(Component data from apps and pages)

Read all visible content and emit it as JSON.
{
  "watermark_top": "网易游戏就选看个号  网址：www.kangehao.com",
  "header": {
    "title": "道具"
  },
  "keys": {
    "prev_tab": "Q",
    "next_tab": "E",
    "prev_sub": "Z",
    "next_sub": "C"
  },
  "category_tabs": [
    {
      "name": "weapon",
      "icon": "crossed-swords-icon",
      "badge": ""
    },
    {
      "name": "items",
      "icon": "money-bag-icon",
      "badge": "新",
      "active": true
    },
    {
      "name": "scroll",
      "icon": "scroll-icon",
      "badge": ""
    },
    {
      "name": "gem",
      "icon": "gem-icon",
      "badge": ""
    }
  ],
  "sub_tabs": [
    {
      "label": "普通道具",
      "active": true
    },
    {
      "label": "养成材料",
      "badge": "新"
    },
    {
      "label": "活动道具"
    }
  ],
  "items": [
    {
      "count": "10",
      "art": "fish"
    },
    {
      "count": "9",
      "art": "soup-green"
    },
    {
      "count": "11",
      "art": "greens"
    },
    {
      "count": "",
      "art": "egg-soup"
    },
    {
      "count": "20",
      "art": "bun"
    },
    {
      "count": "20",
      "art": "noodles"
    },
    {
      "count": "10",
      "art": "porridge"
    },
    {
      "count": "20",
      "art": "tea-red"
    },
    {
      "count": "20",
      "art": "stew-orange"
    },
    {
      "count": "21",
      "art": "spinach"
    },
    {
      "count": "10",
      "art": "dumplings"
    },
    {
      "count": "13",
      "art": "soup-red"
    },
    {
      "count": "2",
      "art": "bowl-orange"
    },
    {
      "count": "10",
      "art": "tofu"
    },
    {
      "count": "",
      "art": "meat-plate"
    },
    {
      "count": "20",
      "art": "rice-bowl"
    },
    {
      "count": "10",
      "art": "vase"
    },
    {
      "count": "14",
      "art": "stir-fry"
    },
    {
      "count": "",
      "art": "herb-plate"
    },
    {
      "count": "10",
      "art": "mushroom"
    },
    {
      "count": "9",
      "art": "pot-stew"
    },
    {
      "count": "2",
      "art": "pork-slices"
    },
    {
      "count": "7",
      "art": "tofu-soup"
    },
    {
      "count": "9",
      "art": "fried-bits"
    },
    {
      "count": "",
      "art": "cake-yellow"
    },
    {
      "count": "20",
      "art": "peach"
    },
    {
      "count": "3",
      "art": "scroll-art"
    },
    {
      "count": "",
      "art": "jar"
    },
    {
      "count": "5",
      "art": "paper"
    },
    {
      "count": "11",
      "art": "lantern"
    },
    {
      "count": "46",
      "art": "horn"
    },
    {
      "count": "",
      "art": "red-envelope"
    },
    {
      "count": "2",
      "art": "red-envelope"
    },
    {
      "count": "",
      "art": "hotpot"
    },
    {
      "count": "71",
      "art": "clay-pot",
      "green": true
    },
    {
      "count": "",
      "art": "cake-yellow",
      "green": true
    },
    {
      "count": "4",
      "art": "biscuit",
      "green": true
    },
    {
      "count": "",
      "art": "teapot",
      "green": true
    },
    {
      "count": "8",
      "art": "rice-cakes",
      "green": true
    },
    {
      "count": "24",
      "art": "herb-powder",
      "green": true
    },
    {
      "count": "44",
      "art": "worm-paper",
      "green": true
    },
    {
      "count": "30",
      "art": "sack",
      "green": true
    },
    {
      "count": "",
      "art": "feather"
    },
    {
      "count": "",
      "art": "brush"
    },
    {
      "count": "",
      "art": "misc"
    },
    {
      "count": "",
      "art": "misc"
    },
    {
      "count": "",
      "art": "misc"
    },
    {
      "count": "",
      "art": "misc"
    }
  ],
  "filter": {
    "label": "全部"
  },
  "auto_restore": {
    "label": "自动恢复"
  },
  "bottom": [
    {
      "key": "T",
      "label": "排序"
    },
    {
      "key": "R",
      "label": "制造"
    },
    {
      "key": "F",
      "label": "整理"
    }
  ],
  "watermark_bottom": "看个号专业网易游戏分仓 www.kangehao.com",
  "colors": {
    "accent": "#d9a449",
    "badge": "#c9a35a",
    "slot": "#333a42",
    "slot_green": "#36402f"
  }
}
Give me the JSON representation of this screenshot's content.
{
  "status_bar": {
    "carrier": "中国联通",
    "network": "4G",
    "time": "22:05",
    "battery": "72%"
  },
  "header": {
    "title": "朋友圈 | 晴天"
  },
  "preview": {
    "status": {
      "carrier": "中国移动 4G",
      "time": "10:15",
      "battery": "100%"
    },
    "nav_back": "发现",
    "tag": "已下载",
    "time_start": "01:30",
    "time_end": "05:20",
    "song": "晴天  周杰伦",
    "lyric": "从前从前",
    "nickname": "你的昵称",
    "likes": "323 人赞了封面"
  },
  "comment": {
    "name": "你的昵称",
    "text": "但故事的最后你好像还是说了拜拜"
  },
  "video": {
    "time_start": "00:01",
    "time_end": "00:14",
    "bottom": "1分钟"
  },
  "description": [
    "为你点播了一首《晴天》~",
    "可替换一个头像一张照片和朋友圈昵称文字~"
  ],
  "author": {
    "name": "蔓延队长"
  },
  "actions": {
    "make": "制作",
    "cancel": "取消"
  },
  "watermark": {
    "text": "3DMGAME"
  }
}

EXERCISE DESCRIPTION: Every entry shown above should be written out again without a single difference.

OUTPUT FOR THIS EXERCISE:
Read all visible content and emit it as JSON.
{
  "watermark_top": "网易游戏就选看个号  网址：www.kangehao.com",
  "header": {
    "title": "道具"
  },
  "keys": {
    "prev_tab": "Q",
    "next_tab": "E",
    "prev_sub": "Z",
    "next_sub": "C"
  },
  "category_tabs": [
    {
      "name": "weapon",
      "icon": "crossed-swords-icon",
      "badge": ""
    },
    {
      "name": "items",
      "icon": "money-bag-icon",
      "badge": "新",
      "active": true
    },
    {
      "name": "scroll",
      "icon": "scroll-icon",
      "badge": ""
    },
    {
      "name": "gem",
      "icon": "gem-icon",
      "badge": ""
    }
  ],
  "sub_tabs": [
    {
      "label": "普通道具",
      "active": true
    },
    {
      "label": "养成材料",
      "badge": "新"
    },
    {
      "label": "活动道具"
    }
  ],
  "items": [
    {
      "count": "10",
      "art": "fish"
    },
    {
      "count": "9",
      "art": "soup-green"
    },
    {
      "count": "11",
      "art": "greens"
    },
    {
      "count": "",
      "art": "egg-soup"
    },
    {
      "count": "20",
      "art": "bun"
    },
    {
      "count": "20",
      "art": "noodles"
    },
    {
      "count": "10",
      "art": "porridge"
    },
    {
      "count": "20",
      "art": "tea-red"
    },
    {
      "count": "20",
      "art": "stew-orange"
    },
    {
      "count": "21",
      "art": "spinach"
    },
    {
      "count": "10",
      "art": "dumplings"
    },
    {
      "count": "13",
      "art": "soup-red"
    },
    {
      "count": "2",
      "art": "bowl-orange"
    },
    {
      "count": "10",
      "art": "tofu"
    },
    {
      "count": "",
      "art": "meat-plate"
    },
    {
      "count": "20",
      "art": "rice-bowl"
    },
    {
      "count": "10",
      "art": "vase"
    },
    {
      "count": "14",
      "art": "stir-fry"
    },
    {
      "count": "",
      "art": "herb-plate"
    },
    {
      "count": "10",
      "art": "mushroom"
    },
    {
      "count": "9",
      "art": "pot-stew"
    },
    {
      "count": "2",
      "art": "pork-slices"
    },
    {
      "count": "7",
      "art": "tofu-soup"
    },
    {
      "count": "9",
      "art": "fried-bits"
    },
    {
      "count": "",
      "art": "cake-yellow"
    },
    {
      "count": "20",
      "art": "peach"
    },
    {
      "count": "3",
      "art": "scroll-art"
    },
    {
      "count": "",
      "art": "jar"
    },
    {
      "count": "5",
      "art": "paper"
    },
    {
      "count": "11",
      "art": "lantern"
    },
    {
      "count": "46",
      "art": "horn"
    },
    {
      "count": "",
      "art": "red-envelope"
    },
    {
      "count": "2",
      "art": "red-envelope"
    },
    {
      "count": "",
      "art": "hotpot"
    },
    {
      "count": "71",
      "art": "clay-pot",
      "green": true
    },
    {
      "count": "",
      "art": "cake-yellow",
      "green": true
    },
    {
      "count": "4",
      "art": "biscuit",
      "green": true
    },
    {
      "count": "",
      "art": "teapot",
      "green": true
    },
    {
      "count": "8",
      "art": "rice-cakes",
      "green": true
    },
    {
      "count": "24",
      "art": "herb-powder",
      "green": true
    },
    {
      "count": "44",
      "art": "worm-paper",
      "green": true
    },
    {
      "count": "30",
      "art": "sack",
      "green": true
    },
    {
      "count": "",
      "art": "feather"
    },
    {
      "count": "",
      "art": "brush"
    },
    {
      "count": "",
      "art": "misc"
    },
    {
      "count": "",
      "art": "misc"
    },
    {
      "count": "",
      "art": "misc"
    },
    {
      "count": "",
      "art": "misc"
    }
  ],
  "filter": {
    "label": "全部"
  },
  "auto_restore": {
    "label": "自动恢复"
  },
  "bottom": [
    {
      "key": "T",
      "label": "排序"
    },
    {
      "key": "R",
      "label": "制造"
    },
    {
      "key": "F",
      "label": "整理"
    }
  ],
  "watermark_bottom": "看个号专业网易游戏分仓 www.kangehao.com",
  "colors": {
    "accent": "#d9a449",
    "badge": "#c9a35a",
    "slot": "#333a42",
    "slot_green": "#36402f"
  }
}
Give me the JSON representation of this screenshot's content.
{
  "status_bar": {
    "carrier": "中国联通",
    "network": "4G",
    "time": "22:05",
    "battery": "72%"
  },
  "header": {
    "title": "朋友圈 | 晴天"
  },
  "preview": {
    "status": {
      "carrier": "中国移动 4G",
      "time": "10:15",
      "battery": "100%"
    },
    "nav_back": "发现",
    "tag": "已下载",
    "time_start": "01:30",
    "time_end": "05:20",
    "song": "晴天  周杰伦",
    "lyric": "从前从前",
    "nickname": "你的昵称",
    "likes": "323 人赞了封面"
  },
  "comment": {
    "name": "你的昵称",
    "text": "但故事的最后你好像还是说了拜拜"
  },
  "video": {
    "time_start": "00:01",
    "time_end": "00:14",
    "bottom": "1分钟"
  },
  "description": [
    "为你点播了一首《晴天》~",
    "可替换一个头像一张照片和朋友圈昵称文字~"
  ],
  "author": {
    "name": "蔓延队长"
  },
  "actions": {
    "make": "制作",
    "cancel": "取消"
  },
  "watermark": {
    "text": "3DMGAME"
  }
}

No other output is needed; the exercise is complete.